  • In general, an eating disorder is rarely the result of one isolated event or life situation. Various factors can contribute to the development of an eating disorder, such as genetics, dieting, perfectionism, trauma, or the influence of media. However, the development, re-appearance and/or escalation of an eating disorder in midlife is thought to be triggered by drastic or unexpected life transitions. Below are some examples of such catalysts.

  • With the increased recognition of eating disorders in middle to older age women, treatment options are becoming readily available and can be tailored to meet the unique needs of this population. 

  • aging body

    The American culture is obsessed with youth, which places extreme pressure on women as they age. Remaining slender is part of this youth obsession, even though it is abnormal for women over 40 to have the same bodies as they did at 18. The necessity to maintain a certain weight is particularly critical when a woman’s identity and self-esteem is wrapped up in her appearance. This may galvanize her to seek a thin, youthful body through unhealthy behaviors, such as food restriction, diet pills, extreme exercise, illicit drugs, laxatives, or purging. 

  • unexpected illness

    No one is immune from illness. A disease such as breast cancer can result in a drastically impaired body image and difficulty accepting a different body shape, and women may turn to extraordinary weight loss to reclaim lost youth or reshape her body.

  • empty nest

    Children leaving the home can prove highly traumatic for some mothers. This is especially true when a woman is defined by her children and her primary identity is that of being a mother. It is not uncommon for women to feel worthless without her children to validate her role as mother. Women can develop eating disorders as they focus on appearance, diets, health, and exercise to fill that empty space and provide new identity.

  • divorce & separation

    Divorce or separation, regardless of the whys behind it, is a difficult transition time. Women may struggle with fears of spending the remainder of their lives alone. Returning to the world of dating may cause extreme anxiety and insecurity. After all, women are confronted daily with media messages telling them that females must be rail thin to achieve success and receive love. Under such an onslaught, a woman’s self-esteem diminishes, while her body dissatisfaction escalates. In order to achieve a younger, thinner, and more desirable body, she may turn to extreme measures to lose weight. Her dieting and/or exercising could easily get out of control.

  • parent's death

    The illness or death of a parent has a profound effect on adult women especially when the death is sudden and the woman is not prepared for the loss. Some women may feel unable to manage the feelings of sadness, grief, or shock.
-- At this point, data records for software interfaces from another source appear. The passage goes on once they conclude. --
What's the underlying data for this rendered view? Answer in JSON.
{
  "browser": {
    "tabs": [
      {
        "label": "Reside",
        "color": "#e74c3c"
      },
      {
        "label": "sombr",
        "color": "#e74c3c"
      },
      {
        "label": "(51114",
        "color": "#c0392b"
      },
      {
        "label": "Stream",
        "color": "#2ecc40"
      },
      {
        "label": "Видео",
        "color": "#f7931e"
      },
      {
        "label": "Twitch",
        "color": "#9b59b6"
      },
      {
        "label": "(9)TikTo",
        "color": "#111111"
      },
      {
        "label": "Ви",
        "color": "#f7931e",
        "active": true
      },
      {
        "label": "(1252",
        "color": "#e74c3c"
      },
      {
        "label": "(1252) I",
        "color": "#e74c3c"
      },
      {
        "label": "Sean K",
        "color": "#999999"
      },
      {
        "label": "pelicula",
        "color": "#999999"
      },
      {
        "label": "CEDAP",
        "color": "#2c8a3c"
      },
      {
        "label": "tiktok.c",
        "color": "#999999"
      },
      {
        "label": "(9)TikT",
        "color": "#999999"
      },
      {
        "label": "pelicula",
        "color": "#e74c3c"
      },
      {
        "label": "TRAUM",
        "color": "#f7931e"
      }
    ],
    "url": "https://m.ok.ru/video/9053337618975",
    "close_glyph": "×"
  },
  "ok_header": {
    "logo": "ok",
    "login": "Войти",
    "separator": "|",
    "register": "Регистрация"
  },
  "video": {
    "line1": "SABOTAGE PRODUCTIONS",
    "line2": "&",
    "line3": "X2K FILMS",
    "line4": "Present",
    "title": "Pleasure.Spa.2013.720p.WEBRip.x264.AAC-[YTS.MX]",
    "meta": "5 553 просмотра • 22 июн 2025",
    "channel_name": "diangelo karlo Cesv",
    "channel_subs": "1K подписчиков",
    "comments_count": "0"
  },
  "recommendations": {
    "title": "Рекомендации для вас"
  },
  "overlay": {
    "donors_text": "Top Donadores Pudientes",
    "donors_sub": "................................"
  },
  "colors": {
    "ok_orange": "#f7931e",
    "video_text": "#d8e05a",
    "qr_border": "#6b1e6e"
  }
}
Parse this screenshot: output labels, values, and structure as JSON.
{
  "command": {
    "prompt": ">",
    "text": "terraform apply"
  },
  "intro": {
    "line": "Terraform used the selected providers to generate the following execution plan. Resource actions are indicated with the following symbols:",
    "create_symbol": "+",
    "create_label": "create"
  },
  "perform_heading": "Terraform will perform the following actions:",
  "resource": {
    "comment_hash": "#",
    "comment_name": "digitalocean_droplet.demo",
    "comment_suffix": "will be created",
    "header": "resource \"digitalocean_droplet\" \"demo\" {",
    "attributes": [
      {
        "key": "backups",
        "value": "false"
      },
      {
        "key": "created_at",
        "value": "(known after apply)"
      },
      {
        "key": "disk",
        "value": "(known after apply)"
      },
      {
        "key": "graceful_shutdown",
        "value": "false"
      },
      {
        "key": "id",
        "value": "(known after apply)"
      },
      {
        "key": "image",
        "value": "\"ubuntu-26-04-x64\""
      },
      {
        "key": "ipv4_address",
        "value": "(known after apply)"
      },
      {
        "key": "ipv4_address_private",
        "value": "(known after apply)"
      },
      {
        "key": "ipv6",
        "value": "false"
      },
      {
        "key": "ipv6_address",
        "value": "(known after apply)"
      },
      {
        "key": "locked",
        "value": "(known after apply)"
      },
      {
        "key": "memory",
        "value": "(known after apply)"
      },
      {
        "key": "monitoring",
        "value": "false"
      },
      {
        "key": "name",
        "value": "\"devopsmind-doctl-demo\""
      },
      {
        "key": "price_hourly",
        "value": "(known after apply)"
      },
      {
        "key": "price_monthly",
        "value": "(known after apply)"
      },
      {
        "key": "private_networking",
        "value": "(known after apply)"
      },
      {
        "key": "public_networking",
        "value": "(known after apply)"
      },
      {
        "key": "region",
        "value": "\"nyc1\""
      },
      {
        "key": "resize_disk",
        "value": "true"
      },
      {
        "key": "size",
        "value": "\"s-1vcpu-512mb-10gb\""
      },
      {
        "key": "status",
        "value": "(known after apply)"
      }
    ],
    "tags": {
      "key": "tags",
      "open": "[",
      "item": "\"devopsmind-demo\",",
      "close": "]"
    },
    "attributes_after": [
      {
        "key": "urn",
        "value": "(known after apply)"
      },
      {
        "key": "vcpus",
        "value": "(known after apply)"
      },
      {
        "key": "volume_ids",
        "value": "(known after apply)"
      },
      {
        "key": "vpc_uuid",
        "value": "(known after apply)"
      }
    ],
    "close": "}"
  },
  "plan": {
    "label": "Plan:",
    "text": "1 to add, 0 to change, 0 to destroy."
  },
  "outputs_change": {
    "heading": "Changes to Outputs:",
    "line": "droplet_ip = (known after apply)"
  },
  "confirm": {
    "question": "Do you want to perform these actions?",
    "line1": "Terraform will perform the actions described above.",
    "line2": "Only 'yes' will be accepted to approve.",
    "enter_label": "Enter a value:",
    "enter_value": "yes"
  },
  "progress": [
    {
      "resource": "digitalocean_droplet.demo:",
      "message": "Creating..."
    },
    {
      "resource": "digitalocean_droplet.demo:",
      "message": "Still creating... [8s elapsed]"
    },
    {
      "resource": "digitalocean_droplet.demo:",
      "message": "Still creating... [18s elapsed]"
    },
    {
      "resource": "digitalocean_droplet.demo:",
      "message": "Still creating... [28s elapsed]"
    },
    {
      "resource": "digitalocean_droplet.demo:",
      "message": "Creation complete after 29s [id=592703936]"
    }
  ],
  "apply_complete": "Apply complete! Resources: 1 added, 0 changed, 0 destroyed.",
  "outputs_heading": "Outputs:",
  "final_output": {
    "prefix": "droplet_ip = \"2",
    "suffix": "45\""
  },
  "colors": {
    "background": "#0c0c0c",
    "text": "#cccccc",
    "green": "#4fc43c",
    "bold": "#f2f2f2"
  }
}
Some may feel unable to meet the demands of adulthood in the midst of their loss. For predisposed women, an eating disorder may develop or re-emerge as a means to cope with the intense feelings associated with death of a loved one. Eating disorders may also provide these women a way to escape from real-life responsibilities, which persist in the face of life’s ups and downs.